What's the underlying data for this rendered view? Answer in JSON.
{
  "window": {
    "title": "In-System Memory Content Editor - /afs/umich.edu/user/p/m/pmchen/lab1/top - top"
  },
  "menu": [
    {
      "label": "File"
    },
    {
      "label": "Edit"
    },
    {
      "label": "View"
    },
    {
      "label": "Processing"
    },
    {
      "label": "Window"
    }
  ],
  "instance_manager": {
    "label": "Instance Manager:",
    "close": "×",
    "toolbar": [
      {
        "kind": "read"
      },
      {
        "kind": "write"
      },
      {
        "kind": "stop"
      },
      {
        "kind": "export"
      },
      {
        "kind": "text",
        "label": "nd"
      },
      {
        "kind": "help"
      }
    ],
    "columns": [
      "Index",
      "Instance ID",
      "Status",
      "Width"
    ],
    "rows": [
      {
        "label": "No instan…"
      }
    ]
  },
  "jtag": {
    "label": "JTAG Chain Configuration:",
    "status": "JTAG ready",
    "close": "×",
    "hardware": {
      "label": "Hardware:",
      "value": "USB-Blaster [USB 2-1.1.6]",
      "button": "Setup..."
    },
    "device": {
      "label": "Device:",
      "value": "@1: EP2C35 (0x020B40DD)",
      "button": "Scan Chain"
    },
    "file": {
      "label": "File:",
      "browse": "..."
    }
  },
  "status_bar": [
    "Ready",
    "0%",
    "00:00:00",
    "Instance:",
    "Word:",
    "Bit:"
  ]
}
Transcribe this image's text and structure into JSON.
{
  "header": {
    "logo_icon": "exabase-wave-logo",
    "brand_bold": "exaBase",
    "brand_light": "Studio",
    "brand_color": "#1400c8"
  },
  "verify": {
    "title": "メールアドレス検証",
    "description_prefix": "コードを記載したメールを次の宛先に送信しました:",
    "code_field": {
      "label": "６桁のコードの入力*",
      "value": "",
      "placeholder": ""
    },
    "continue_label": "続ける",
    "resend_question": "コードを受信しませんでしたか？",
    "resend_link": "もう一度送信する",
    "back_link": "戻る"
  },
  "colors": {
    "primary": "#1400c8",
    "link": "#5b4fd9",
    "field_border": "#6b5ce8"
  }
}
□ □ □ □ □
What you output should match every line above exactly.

#### [Task result]
What's the underlying data for this rendered view? Answer in JSON.
{
  "window": {
    "title": "In-System Memory Content Editor - /afs/umich.edu/user/p/m/pmchen/lab1/top - top"
  },
  "menu": [
    {
      "label": "File"
    },
    {
      "label": "Edit"
    },
    {
      "label": "View"
    },
    {
      "label": "Processing"
    },
    {
      "label": "Window"
    }
  ],
  "instance_manager": {
    "label": "Instance Manager:",
    "close": "×",
    "toolbar": [
      {
        "kind": "read"
      },
      {
        "kind": "write"
      },
      {
        "kind": "stop"
      },
      {
        "kind": "export"
      },
      {
        "kind": "text",
        "label": "nd"
      },
      {
        "kind": "help"
      }
    ],
    "columns": [
      "Index",
      "Instance ID",
      "Status",
      "Width"
    ],
    "rows": [
      {
        "label": "No instan…"
      }
    ]
  },
  "jtag": {
    "label": "JTAG Chain Configuration:",
    "status": "JTAG ready",
    "close": "×",
    "hardware": {
      "label": "Hardware:",
      "value": "USB-Blaster [USB 2-1.1.6]",
      "button": "Setup..."
    },
    "device": {
      "label": "Device:",
      "value": "@1: EP2C35 (0x020B40DD)",
      "button": "Scan Chain"
    },
    "file": {
      "label": "File:",
      "browse": "..."
    }
  },
  "status_bar": [
    "Ready",
    "0%",
    "00:00:00",
    "Instance:",
    "Word:",
    "Bit:"
  ]
}
Transcribe this image's text and structure into JSON.
{
  "header": {
    "logo_icon": "exabase-wave-logo",
    "brand_bold": "exaBase",
    "brand_light": "Studio",
    "brand_color": "#1400c8"
  },
  "verify": {
    "title": "メールアドレス検証",
    "description_prefix": "コードを記載したメールを次の宛先に送信しました:",
    "code_field": {
      "label": "６桁のコードの入力*",
      "value": "",
      "placeholder": ""
    },
    "continue_label": "続ける",
    "resend_question": "コードを受信しませんでしたか？",
    "resend_link": "もう一度送信する",
    "back_link": "戻る"
  },
  "colors": {
    "primary": "#1400c8",
    "link": "#5b4fd9",
    "field_border": "#6b5ce8"
  }
}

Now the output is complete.